Reproduce the data exactly, leaving nothing out.

--

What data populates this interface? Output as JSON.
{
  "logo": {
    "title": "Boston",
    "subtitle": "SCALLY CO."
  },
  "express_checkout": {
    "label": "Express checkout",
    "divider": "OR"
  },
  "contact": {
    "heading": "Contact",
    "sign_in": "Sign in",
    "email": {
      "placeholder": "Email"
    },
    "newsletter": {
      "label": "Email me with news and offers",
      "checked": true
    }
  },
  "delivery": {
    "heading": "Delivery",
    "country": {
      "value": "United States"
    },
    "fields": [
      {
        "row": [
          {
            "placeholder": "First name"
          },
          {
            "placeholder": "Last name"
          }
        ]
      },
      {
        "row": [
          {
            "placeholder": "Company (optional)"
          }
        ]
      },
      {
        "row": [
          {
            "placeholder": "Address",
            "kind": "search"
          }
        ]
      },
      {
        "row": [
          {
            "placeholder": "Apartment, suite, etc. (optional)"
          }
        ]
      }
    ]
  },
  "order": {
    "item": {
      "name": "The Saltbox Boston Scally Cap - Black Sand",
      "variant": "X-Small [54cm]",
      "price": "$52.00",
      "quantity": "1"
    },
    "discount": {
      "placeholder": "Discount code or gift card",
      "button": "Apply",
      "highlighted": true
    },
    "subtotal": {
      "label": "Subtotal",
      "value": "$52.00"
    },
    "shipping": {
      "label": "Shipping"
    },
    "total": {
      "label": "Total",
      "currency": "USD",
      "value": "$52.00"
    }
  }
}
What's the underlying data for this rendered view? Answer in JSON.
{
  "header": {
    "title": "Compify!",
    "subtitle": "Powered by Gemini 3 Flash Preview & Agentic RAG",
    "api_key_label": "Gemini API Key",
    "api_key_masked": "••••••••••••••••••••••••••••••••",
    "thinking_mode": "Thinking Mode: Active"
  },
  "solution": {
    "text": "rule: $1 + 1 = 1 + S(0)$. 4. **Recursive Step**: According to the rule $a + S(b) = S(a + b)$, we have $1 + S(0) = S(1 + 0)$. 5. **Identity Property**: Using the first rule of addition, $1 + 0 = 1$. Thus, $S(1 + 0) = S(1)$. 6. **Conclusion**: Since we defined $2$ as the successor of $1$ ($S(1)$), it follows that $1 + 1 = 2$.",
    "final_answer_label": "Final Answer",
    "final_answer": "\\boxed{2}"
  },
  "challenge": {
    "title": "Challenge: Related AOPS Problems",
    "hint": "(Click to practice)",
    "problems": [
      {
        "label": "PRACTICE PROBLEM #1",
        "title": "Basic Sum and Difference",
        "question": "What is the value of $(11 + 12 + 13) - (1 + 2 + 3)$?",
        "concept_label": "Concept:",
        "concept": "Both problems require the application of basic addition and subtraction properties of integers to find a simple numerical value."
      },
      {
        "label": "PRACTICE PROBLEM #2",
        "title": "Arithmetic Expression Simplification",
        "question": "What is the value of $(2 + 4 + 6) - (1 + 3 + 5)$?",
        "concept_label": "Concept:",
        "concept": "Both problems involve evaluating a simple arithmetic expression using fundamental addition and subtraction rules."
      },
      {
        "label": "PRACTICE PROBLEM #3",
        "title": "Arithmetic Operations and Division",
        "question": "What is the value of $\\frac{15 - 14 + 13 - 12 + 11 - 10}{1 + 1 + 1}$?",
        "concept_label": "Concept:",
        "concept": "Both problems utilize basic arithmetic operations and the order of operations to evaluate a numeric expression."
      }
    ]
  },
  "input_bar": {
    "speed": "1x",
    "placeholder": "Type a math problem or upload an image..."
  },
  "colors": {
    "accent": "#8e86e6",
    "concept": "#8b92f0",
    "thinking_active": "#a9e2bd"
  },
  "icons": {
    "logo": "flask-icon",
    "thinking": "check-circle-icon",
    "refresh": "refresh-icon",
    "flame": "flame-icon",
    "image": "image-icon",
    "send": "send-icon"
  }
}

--

• **Answer for this exercise**
What data populates this interface? Output as JSON.
{
  "logo": {
    "title": "Boston",
    "subtitle": "SCALLY CO."
  },
  "express_checkout": {
    "label": "Express checkout",
    "divider": "OR"
  },
  "contact": {
    "heading": "Contact",
    "sign_in": "Sign in",
    "email": {
      "placeholder": "Email"
    },
    "newsletter": {
      "label": "Email me with news and offers",
      "checked": true
    }
  },
  "delivery": {
    "heading": "Delivery",
    "country": {
      "value": "United States"
    },
    "fields": [
      {
        "row": [
          {
            "placeholder": "First name"
          },
          {
            "placeholder": "Last name"
          }
        ]
      },
      {
        "row": [
          {
            "placeholder": "Company (optional)"
          }
        ]
      },
      {
        "row": [
          {
            "placeholder": "Address",
            "kind": "search"
          }
        ]
      },
      {
        "row": [
          {
            "placeholder": "Apartment, suite, etc. (optional)"
          }
        ]
      }
    ]
  },
  "order": {
    "item": {
      "name": "The Saltbox Boston Scally Cap - Black Sand",
      "variant": "X-Small [54cm]",
      "price": "$52.00",
      "quantity": "1"
    },
    "discount": {
      "placeholder": "Discount code or gift card",
      "button": "Apply",
      "highlighted": true
    },
    "subtotal": {
      "label": "Subtotal",
      "value": "$52.00"
    },
    "shipping": {
      "label": "Shipping"
    },
    "total": {
      "label": "Total",
      "currency": "USD",
      "value": "$52.00"
    }
  }
}
What's the underlying data for this rendered view? Answer in JSON.
{
  "header": {
    "title": "Compify!",
    "subtitle": "Powered by Gemini 3 Flash Preview & Agentic RAG",
    "api_key_label": "Gemini API Key",
    "api_key_masked": "••••••••••••••••••••••••••••••••",
    "thinking_mode": "Thinking Mode: Active"
  },
  "solution": {
    "text": "rule: $1 + 1 = 1 + S(0)$. 4. **Recursive Step**: According to the rule $a + S(b) = S(a + b)$, we have $1 + S(0) = S(1 + 0)$. 5. **Identity Property**: Using the first rule of addition, $1 + 0 = 1$. Thus, $S(1 + 0) = S(1)$. 6. **Conclusion**: Since we defined $2$ as the successor of $1$ ($S(1)$), it follows that $1 + 1 = 2$.",
    "final_answer_label": "Final Answer",
    "final_answer": "\\boxed{2}"
  },
  "challenge": {
    "title": "Challenge: Related AOPS Problems",
    "hint": "(Click to practice)",
    "problems": [
      {
        "label": "PRACTICE PROBLEM #1",
        "title": "Basic Sum and Difference",
        "question": "What is the value of $(11 + 12 + 13) - (1 + 2 + 3)$?",
        "concept_label": "Concept:",
        "concept": "Both problems require the application of basic addition and subtraction properties of integers to find a simple numerical value."
      },
      {
        "label": "PRACTICE PROBLEM #2",
        "title": "Arithmetic Expression Simplification",
        "question": "What is the value of $(2 + 4 + 6) - (1 + 3 + 5)$?",
        "concept_label": "Concept:",
        "concept": "Both problems involve evaluating a simple arithmetic expression using fundamental addition and subtraction rules."
      },
      {
        "label": "PRACTICE PROBLEM #3",
        "title": "Arithmetic Operations and Division",
        "question": "What is the value of $\\frac{15 - 14 + 13 - 12 + 11 - 10}{1 + 1 + 1}$?",
        "concept_label": "Concept:",
        "concept": "Both problems utilize basic arithmetic operations and the order of operations to evaluate a numeric expression."
      }
    ]
  },
  "input_bar": {
    "speed": "1x",
    "placeholder": "Type a math problem or upload an image..."
  },
  "colors": {
    "accent": "#8e86e6",
    "concept": "#8b92f0",
    "thinking_active": "#a9e2bd"
  },
  "icons": {
    "logo": "flask-icon",
    "thinking": "check-circle-icon",
    "refresh": "refresh-icon",
    "flame": "flame-icon",
    "image": "image-icon",
    "send": "send-icon"
  }
}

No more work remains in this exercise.